AFF 2011: Emanuel Ungaro A/W 2011 - Backstage and Catwalk

    With school back in session, for many families the nightly battle begins …How to get the teenagers to bed at a decent hour.  Dr. Susan Rausch, MD, PhD, Medical Director, The Sleep Center at Memorial Hospital says teens are hardwired to go to bed late and get up later.  School hours don’t sync up with the teenagers natural biological clocks… sleep patterns shift toward later times for both sleeping and waking during adolescence -- meaning it is natural to not be able to fall asleep before 11:00 pm and that causes problem.  Sleepiness can make it hard to get along with your family and friends and hurt your scores on school exams, on the court or on the field.  Many teens suffer from treatable sleep disorders, such as narcolepsy, insomnia, restless legs syndrome or sleep apnea.  
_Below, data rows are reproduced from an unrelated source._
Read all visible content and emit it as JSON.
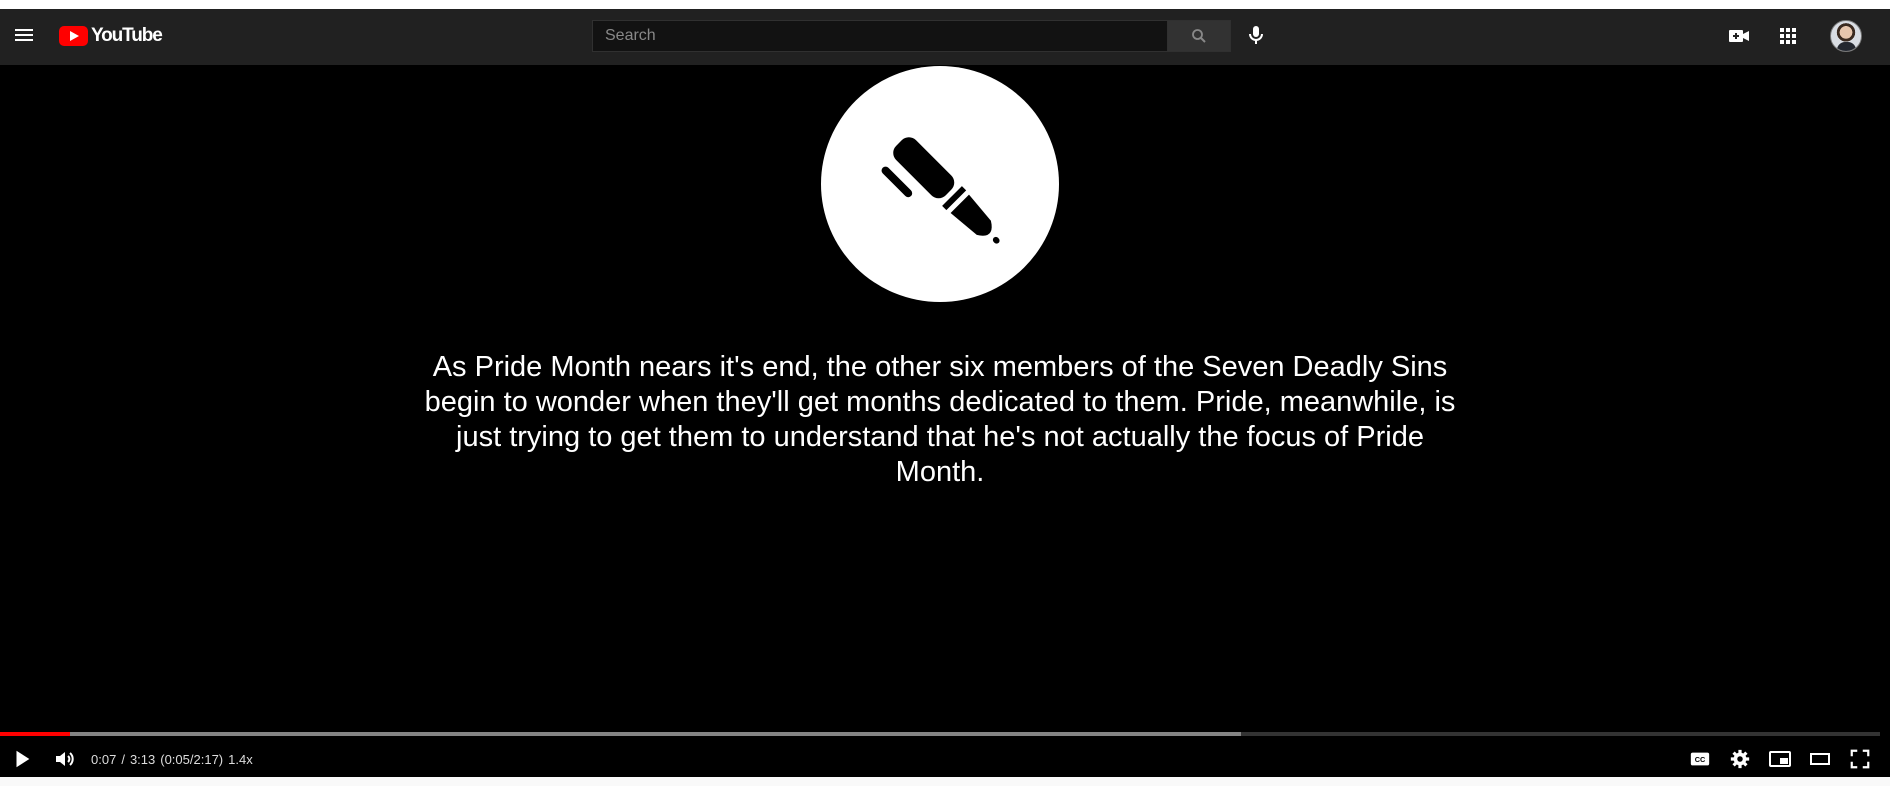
{
  "masthead": {
    "logo_text": "YouTube",
    "search_placeholder": "Search",
    "icons": [
      "hamburger-menu-icon",
      "search-icon",
      "microphone-icon",
      "create-video-icon",
      "apps-grid-icon",
      "avatar"
    ]
  },
  "video": {
    "caption": "As Pride Month nears it's end, the other six members of the Seven Deadly Sins begin to wonder when they'll get months dedicated to them. Pride, meanwhile, is just trying to get them to understand that he's not actually the focus of Pride Month.",
    "emblem_icon": "pen-icon"
  },
  "player": {
    "time_current": "0:07",
    "time_separator": "/",
    "time_total": "3:13",
    "time_adjusted": "(0:05/2:17)",
    "speed": "1.4x",
    "progress_played_fraction": 0.037,
    "progress_loaded_fraction": 0.66,
    "accent_color": "#ff0000",
    "controls_left": [
      "play-icon",
      "volume-icon"
    ],
    "controls_right": [
      "captions-icon",
      "settings-icon",
      "miniplayer-icon",
      "theater-mode-icon",
      "fullscreen-icon"
    ]
  }
}
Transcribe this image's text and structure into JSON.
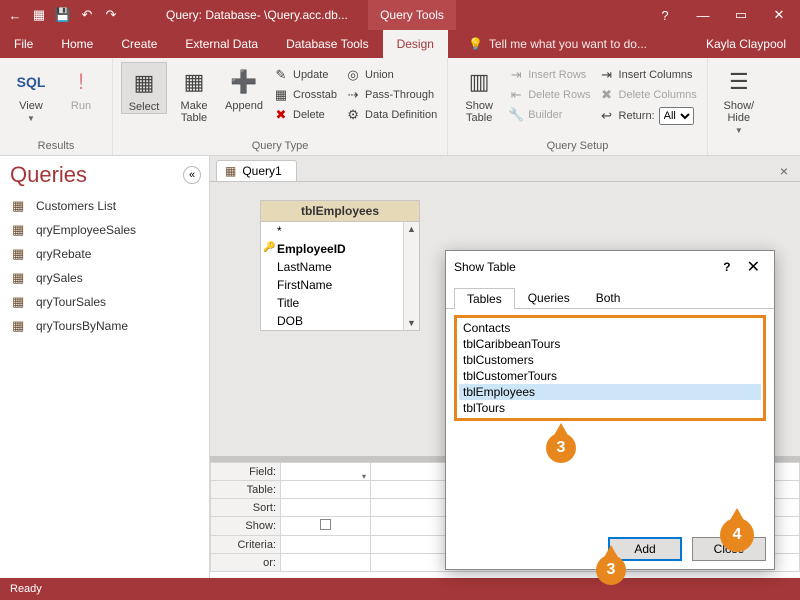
{
  "titlebar": {
    "title": "Query: Database- \\Query.acc.db...",
    "tool_tab": "Query Tools",
    "help": "?",
    "user": "Kayla Claypool"
  },
  "menu": {
    "items": [
      "File",
      "Home",
      "Create",
      "External Data",
      "Database Tools",
      "Design"
    ],
    "active_index": 5,
    "tell_me": "Tell me what you want to do..."
  },
  "ribbon": {
    "results": {
      "view": "View",
      "run": "Run",
      "sql": "SQL",
      "label": "Results"
    },
    "query_type": {
      "select": "Select",
      "make_table": "Make\nTable",
      "append": "Append",
      "update": "Update",
      "crosstab": "Crosstab",
      "delete": "Delete",
      "union": "Union",
      "pass_through": "Pass-Through",
      "data_def": "Data Definition",
      "label": "Query Type"
    },
    "show_table": "Show\nTable",
    "query_setup": {
      "insert_rows": "Insert Rows",
      "delete_rows": "Delete Rows",
      "builder": "Builder",
      "insert_cols": "Insert Columns",
      "delete_cols": "Delete Columns",
      "return": "Return:",
      "return_value": "All",
      "label": "Query Setup"
    },
    "show_hide": "Show/\nHide"
  },
  "nav": {
    "header": "Queries",
    "items": [
      "Customers List",
      "qryEmployeeSales",
      "qryRebate",
      "qrySales",
      "qryTourSales",
      "qryToursByName"
    ]
  },
  "doc_tab": "Query1",
  "table_box": {
    "title": "tblEmployees",
    "fields": [
      "*",
      "EmployeeID",
      "LastName",
      "FirstName",
      "Title",
      "DOB"
    ],
    "key_index": 1
  },
  "grid": {
    "rows": [
      "Field:",
      "Table:",
      "Sort:",
      "Show:",
      "Criteria:",
      "or:"
    ]
  },
  "dialog": {
    "title": "Show Table",
    "tabs": [
      "Tables",
      "Queries",
      "Both"
    ],
    "active_tab": 0,
    "items": [
      "Contacts",
      "tblCaribbeanTours",
      "tblCustomers",
      "tblCustomerTours",
      "tblEmployees",
      "tblTours"
    ],
    "selected_index": 4,
    "add": "Add",
    "close": "Close"
  },
  "callouts": {
    "c3": "3",
    "c4": "4"
  },
  "status": "Ready"
}
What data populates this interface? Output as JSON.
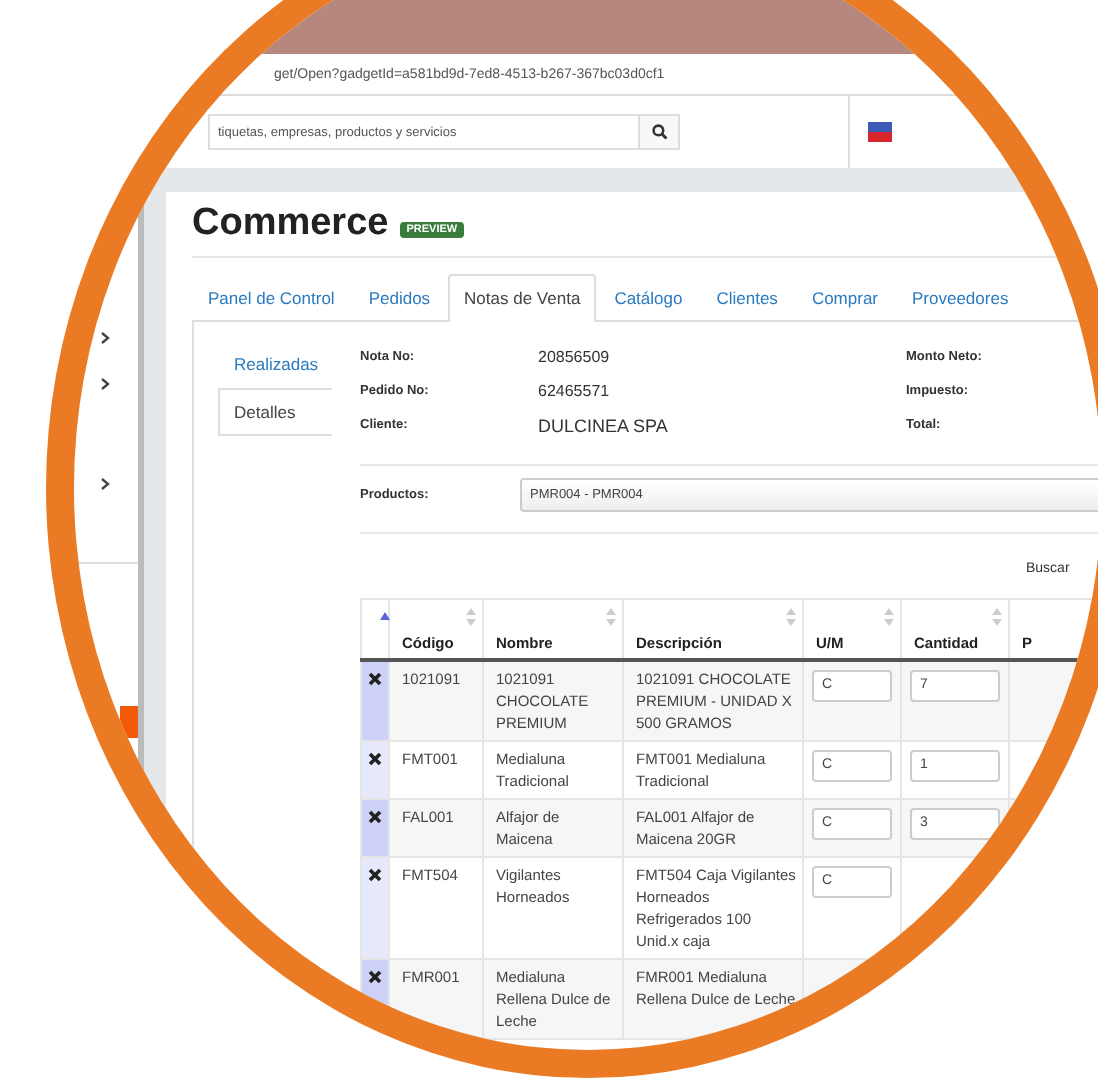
{
  "browser": {
    "url": "get/Open?gadgetId=a581bd9d-7ed8-4513-b267-367bc03d0cf1"
  },
  "header": {
    "search": {
      "placeholder": "tiquetas, empresas, productos y servicios"
    }
  },
  "page": {
    "title": "Commerce",
    "badge": "PREVIEW"
  },
  "tabs": [
    {
      "label": "Panel de Control",
      "selected": false
    },
    {
      "label": "Pedidos",
      "selected": false
    },
    {
      "label": "Notas de Venta",
      "selected": true
    },
    {
      "label": "Catálogo",
      "selected": false
    },
    {
      "label": "Clientes",
      "selected": false
    },
    {
      "label": "Comprar",
      "selected": false
    },
    {
      "label": "Proveedores",
      "selected": false
    }
  ],
  "side_tabs": [
    {
      "label": "Realizadas",
      "selected": false
    },
    {
      "label": "Detalles",
      "selected": true
    }
  ],
  "details": {
    "left": [
      {
        "label": "Nota No:",
        "value": "20856509"
      },
      {
        "label": "Pedido No:",
        "value": "62465571"
      },
      {
        "label": "Cliente:",
        "value": "DULCINEA SPA"
      }
    ],
    "right": [
      {
        "label": "Monto Neto:"
      },
      {
        "label": "Impuesto:"
      },
      {
        "label": "Total:"
      }
    ]
  },
  "productos": {
    "label": "Productos:",
    "value": "PMR004 - PMR004"
  },
  "search_label": "Buscar",
  "table": {
    "select_column": {
      "sorted": true
    },
    "columns": [
      {
        "label": "Código"
      },
      {
        "label": "Nombre"
      },
      {
        "label": "Descripción"
      },
      {
        "label": "U/M"
      },
      {
        "label": "Cantidad"
      },
      {
        "label": "P"
      }
    ],
    "rows": [
      {
        "code": "1021091",
        "name": "1021091 CHOCOLATE PREMIUM",
        "description": "1021091 CHOCOLATE PREMIUM - UNIDAD X 500 GRAMOS",
        "um": "C",
        "cantidad": "7"
      },
      {
        "code": "FMT001",
        "name": "Medialuna Tradicional",
        "description": "FMT001 Medialuna Tradicional",
        "um": "C",
        "cantidad": "1"
      },
      {
        "code": "FAL001",
        "name": "Alfajor de Maicena",
        "description": "FAL001 Alfajor de Maicena 20GR",
        "um": "C",
        "cantidad": "3"
      },
      {
        "code": "FMT504",
        "name": "Vigilantes Horneados",
        "description": "FMT504 Caja Vigilantes Horneados Refrigerados 100 Unid.x caja",
        "um": "C"
      },
      {
        "code": "FMR001",
        "name": "Medialuna Rellena Dulce de Leche",
        "description": "FMR001 Medialuna Rellena Dulce de Leche"
      }
    ]
  }
}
   Too little sleep can limit your ability to learn, listen, concentrate and solve problems. You may even forget important information like names, numbers, your homework or a date with a special person in your life.  Lack of sleep can contribute to acne and other skin problems, lead to aggressive or inappropriate behavior such as yelling at your friends or being impatient with your teachers or family members and can cause you to eat too much or eat unhealthy foods like sweets and fried foods that lead to weight gain.

    Sleep is vital to your well-being, as important as the air you breathe, the water you drink and the food you eat. It can even help you to eat better and manage the stress of being a teen.   Teens need about 9 hours of sleep each night to function best. Most teens do not get enough sleep — one study found that only 15% reported sleeping 8 1/2 hours on school nights. Most teens get around 5-6 hours of sleep in the high school years.

  So…establish a bed and wake-time and stick to it, coming as close as you can on the weekends to the same schedule. A consistent sleep schedule will help you feel less tired since it allows your body to get in sync with its natural patterns. You will find that it’s easier to fall asleep at bedtime with this type of routine.  Try taking a bath or shower (this will leave you extra time in the morning), or reading a book.   Don’t eat a large meal, drink caffeinated beverages / eat chocolate, or exercise within a few hours of your bedtime. Don’t leave your homework for the last minute. Try to avoid the TV, computer and telephone in the hour before you go to bed. Stick to quiet, calm activities, and you’ll fall asleep much more easily!  Try keeping a diary or to-do lists. If you jot notes down before you go to sleep, you’ll be less likely to stay awake worrying or stressing.   Source:  National Sleep Foundation